In fact, he said, top innovators are five times more likely to report that their workplace equally emphasizes spaces for individual and group tasks and are 2.2 times more likely to be empowered to select their work environment. To socialize, top innovators are 2.5 times less likely to use individual spaces and 1.8 times more likely to use conference rooms, according to the survey. Top innovators are also two times more likely to have access to amenities and 2.5 times more likely to benefit from on-site specialty coffee.
In a report summarizing the survey, Gensler highlighted three key interconnected takeaways: invest in individuals, diversify group spaces and empower the community.
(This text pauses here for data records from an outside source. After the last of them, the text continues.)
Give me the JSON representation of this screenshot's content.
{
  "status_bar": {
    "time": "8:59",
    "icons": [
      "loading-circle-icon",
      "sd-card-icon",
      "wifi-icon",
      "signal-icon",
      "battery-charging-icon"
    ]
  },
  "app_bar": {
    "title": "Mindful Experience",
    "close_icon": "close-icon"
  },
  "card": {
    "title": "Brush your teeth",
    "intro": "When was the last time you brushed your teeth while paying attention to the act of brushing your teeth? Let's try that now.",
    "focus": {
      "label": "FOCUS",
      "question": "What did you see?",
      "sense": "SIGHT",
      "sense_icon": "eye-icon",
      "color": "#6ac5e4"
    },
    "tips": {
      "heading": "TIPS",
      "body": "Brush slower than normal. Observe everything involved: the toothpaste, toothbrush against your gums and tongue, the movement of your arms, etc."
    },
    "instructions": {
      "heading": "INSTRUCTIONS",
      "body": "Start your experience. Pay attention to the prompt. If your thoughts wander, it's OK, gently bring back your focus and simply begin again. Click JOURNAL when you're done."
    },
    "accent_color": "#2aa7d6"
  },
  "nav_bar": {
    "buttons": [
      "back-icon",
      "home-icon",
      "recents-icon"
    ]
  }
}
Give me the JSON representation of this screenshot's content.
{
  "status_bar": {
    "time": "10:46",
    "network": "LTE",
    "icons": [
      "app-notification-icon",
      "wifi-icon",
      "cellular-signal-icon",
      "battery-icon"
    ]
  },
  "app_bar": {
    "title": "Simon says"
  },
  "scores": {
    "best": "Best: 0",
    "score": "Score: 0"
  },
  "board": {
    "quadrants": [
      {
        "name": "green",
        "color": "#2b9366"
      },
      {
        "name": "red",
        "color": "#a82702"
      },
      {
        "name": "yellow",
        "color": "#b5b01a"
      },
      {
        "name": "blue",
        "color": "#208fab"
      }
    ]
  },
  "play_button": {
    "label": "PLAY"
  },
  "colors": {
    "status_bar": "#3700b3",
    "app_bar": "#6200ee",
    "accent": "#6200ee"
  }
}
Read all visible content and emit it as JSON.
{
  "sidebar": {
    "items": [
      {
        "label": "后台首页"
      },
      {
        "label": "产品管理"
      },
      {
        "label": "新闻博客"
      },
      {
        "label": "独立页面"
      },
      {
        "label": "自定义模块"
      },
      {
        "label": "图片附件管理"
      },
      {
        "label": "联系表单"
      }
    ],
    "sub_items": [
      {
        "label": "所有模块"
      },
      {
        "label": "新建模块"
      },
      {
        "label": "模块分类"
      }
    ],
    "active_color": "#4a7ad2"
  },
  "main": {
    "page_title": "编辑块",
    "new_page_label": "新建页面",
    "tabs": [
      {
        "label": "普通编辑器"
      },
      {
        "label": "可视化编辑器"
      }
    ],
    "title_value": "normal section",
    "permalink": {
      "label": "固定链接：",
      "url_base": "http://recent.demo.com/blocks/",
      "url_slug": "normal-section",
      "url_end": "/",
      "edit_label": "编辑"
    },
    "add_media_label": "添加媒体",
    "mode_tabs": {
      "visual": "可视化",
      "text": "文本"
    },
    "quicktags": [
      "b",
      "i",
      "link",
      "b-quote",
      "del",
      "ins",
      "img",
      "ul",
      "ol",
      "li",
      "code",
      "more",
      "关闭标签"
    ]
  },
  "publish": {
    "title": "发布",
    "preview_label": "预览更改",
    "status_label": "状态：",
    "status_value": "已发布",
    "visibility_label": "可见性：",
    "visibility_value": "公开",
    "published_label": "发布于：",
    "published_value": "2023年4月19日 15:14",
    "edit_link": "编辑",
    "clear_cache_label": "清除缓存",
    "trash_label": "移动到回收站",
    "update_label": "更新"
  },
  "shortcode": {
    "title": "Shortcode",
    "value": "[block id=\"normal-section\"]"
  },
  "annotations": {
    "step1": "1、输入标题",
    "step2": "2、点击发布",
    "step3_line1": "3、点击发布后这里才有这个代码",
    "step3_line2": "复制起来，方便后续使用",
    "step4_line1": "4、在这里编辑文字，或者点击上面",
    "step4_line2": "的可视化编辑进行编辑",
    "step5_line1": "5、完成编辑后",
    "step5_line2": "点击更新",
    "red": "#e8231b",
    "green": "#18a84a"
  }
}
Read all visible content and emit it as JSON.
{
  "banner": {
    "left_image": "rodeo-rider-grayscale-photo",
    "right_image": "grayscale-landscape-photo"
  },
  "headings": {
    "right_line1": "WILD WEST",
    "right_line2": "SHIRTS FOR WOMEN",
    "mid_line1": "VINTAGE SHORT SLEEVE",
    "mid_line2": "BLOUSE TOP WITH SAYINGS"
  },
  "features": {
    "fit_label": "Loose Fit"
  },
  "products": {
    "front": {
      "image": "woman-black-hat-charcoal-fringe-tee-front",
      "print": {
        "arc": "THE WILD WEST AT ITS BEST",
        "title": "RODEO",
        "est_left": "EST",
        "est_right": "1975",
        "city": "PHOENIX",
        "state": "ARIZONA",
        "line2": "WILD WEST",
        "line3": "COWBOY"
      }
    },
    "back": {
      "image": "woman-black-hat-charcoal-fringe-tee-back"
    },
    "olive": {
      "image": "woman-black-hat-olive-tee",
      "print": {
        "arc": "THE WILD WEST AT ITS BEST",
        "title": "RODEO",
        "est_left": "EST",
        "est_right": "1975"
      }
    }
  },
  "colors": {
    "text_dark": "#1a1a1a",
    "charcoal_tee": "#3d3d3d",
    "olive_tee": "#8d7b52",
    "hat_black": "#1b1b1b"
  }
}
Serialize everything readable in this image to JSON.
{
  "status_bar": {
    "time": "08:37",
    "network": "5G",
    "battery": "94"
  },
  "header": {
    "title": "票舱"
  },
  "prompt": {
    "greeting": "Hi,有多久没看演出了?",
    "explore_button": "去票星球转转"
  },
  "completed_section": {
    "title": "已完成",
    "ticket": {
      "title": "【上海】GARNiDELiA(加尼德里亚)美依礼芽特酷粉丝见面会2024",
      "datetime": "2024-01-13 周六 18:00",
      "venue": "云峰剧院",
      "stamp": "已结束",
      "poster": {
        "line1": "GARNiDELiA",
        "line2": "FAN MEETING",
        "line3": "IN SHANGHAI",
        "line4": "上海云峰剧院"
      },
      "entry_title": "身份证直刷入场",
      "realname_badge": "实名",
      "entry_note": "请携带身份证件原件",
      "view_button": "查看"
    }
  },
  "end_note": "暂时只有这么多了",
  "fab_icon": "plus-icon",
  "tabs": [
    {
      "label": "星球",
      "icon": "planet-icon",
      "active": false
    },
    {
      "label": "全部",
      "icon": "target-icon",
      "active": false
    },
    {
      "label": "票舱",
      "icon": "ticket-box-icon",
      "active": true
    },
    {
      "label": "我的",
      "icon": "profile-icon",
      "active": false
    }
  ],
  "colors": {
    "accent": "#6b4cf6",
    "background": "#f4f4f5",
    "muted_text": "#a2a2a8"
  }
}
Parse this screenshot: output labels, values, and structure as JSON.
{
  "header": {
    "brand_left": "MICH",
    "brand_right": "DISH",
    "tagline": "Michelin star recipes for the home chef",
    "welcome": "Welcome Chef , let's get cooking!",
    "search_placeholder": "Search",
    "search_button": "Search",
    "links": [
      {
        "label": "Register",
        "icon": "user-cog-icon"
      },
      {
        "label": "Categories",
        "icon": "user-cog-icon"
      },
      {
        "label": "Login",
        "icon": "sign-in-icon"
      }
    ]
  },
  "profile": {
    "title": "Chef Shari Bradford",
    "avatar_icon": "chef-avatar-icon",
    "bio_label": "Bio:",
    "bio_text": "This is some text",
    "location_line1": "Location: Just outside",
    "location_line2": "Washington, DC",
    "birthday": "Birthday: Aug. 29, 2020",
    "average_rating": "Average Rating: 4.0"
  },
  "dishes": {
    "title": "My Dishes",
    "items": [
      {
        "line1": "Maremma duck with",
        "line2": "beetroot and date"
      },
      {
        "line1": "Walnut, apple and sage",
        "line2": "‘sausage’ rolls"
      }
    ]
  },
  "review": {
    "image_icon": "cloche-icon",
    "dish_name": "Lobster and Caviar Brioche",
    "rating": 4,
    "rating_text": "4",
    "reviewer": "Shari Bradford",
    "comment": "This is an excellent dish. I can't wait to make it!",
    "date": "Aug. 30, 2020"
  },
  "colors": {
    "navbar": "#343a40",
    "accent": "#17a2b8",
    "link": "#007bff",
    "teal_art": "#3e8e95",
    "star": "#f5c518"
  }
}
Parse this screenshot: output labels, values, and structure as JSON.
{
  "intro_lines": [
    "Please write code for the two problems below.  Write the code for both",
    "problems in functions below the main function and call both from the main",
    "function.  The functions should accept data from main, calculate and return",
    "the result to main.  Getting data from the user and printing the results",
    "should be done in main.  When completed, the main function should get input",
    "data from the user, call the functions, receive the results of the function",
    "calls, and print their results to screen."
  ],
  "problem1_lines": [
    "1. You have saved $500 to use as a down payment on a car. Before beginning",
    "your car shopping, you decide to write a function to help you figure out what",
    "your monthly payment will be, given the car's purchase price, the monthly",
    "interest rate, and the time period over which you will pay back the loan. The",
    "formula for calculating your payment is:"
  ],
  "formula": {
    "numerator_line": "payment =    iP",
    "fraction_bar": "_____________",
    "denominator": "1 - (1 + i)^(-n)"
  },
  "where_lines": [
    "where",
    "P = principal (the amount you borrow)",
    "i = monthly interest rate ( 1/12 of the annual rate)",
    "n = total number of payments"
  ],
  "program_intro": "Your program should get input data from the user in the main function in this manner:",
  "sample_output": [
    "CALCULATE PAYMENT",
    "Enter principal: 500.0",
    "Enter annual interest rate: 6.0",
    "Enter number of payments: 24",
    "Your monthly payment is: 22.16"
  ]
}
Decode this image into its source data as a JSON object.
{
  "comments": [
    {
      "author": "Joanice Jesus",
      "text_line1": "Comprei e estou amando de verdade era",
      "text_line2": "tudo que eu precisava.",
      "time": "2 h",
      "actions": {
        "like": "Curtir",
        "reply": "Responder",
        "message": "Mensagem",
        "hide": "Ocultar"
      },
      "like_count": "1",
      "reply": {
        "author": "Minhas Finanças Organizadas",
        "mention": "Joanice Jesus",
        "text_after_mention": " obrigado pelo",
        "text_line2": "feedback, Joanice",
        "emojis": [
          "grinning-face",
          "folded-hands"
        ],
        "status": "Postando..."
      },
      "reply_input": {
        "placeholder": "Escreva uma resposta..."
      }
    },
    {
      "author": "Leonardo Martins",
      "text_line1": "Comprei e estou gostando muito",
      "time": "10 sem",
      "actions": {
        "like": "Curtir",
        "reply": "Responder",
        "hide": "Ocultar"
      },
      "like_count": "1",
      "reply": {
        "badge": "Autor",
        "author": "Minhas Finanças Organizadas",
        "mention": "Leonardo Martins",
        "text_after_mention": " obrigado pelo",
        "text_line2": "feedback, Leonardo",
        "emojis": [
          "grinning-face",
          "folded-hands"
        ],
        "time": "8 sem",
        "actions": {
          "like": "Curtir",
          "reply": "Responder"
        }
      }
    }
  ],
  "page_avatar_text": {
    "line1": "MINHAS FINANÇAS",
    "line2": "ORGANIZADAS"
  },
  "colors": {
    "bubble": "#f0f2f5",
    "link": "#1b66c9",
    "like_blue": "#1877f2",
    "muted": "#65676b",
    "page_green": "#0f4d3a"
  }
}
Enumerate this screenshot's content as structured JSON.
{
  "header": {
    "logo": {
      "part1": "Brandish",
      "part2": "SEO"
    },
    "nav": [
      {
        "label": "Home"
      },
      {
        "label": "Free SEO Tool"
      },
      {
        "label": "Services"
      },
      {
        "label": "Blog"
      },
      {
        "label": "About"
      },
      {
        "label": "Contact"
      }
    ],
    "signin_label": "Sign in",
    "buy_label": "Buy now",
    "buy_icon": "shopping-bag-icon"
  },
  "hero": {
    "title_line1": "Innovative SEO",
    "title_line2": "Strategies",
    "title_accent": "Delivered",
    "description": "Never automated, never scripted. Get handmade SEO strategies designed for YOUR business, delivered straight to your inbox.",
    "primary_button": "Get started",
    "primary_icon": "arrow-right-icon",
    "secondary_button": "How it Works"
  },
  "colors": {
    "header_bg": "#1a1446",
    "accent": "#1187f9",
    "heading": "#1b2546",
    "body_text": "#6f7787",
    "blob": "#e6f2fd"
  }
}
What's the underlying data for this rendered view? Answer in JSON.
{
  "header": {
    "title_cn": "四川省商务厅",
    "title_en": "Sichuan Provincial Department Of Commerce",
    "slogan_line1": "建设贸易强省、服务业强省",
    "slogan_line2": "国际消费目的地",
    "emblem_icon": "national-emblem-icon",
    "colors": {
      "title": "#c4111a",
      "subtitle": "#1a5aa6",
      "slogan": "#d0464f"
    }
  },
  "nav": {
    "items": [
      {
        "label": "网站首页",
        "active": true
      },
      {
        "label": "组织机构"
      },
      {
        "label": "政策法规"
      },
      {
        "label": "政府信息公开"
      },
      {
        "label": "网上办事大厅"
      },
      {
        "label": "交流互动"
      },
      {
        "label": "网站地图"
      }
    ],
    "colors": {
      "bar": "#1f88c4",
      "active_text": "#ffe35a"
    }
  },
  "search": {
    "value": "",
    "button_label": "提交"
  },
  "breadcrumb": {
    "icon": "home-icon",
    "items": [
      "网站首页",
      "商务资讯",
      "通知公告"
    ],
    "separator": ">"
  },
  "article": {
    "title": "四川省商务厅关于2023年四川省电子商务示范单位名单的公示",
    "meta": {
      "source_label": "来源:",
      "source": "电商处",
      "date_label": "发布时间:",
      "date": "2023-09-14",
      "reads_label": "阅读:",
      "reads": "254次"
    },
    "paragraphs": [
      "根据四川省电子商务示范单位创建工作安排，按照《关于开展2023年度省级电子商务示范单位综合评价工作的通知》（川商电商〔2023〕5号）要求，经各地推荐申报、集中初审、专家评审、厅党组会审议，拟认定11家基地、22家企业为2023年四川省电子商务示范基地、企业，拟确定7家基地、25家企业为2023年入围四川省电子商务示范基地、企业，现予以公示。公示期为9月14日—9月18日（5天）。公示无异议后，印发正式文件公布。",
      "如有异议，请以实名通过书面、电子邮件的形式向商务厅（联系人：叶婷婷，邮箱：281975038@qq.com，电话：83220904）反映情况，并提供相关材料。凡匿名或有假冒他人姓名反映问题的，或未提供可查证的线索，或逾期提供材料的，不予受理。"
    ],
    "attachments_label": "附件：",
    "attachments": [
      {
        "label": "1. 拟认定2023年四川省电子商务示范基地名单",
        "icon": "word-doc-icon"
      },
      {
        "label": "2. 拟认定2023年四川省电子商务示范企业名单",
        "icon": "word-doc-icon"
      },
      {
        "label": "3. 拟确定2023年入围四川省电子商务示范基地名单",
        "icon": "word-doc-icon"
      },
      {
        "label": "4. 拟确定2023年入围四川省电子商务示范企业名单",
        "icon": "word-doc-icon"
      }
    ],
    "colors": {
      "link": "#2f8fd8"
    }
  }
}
In essence, the message was to provide employees at all levels of an organization with a range of functional spaces from which to choose to work. Practically speaking, that could include ensuring collaborative spaces are conveniently located and outfitting offices with Wi-Fi to facilitate smooth transitions between spaces, as Katigbak noted.
Trends with disruptive potential tomorrow
Gensler’s Design Forecast 2016 contemplated what the live, work and play of people residing in cities might look like by the year 2025. The report envisions a future defined by digital integration, experiences, just-in-time connections, maker cultures, in which resilience has supplanted sustainability and transit-connected, walkable hubs have transformed suburbs.
In the workplace, there is a growing buzz around health and wellness. It’s no wonder, given that, as Bergeron noted, innovators are 10 times more likely to be physically active. She credited tech companies, who trade in creativity, with first recognizing the provision of amenities as a way to promote happy, engaged employees, with their ping-pong and pool tables.
Another trend, the sharing economy, has likewise already made an impact on the workplace. With space at a premium in all types of real estate, millennials are more likely to rent certain things than to own them, such as party dresses, observed Bergeron. In the office, that has corresponded to the concept of hoteling stations and unassigned desks.
And it’s not just the way that people work that’s expected to change, but also the very nature of their work. In professional services firms, artificial intelligence is expected to take over lower-value work, which means real people will be tasked with higher-value work, Bergeron explained.
Relatedly, the uncertainty around future curricula has prompted educational institutions to design flexible environments, she said. The design forecast states that in some sectors certifications have overtaken degrees, and predicts that this trend will intensify. As new schools modeled on maker cultures offer career-targeted programs, traditional institutions following suit will require different types of educational facilities, it adds.
The digital revolution has made waves in so many areas, including in educational institutions and workplaces, but there is one notable challenge that technology has yet to overcome, Bergeron remarked. That’s the drudgery of long commutes and personal travel, which goes back to the arrival of the T-model Ford as well as modern flight. Consequently, she said, as digital natives lose their patience for wasted time, transportation nodes will need to offer an experience.
“Since people are so hooked on ultra-convenience, if they’re going to be in an airport for a few hours, there needs to be a lot of the amenities that you expect elsewhere, so that your time spent there can be something that is useful,” she illuminated.
Michelle Ervin is the editor of Canadian Facility Management & Design.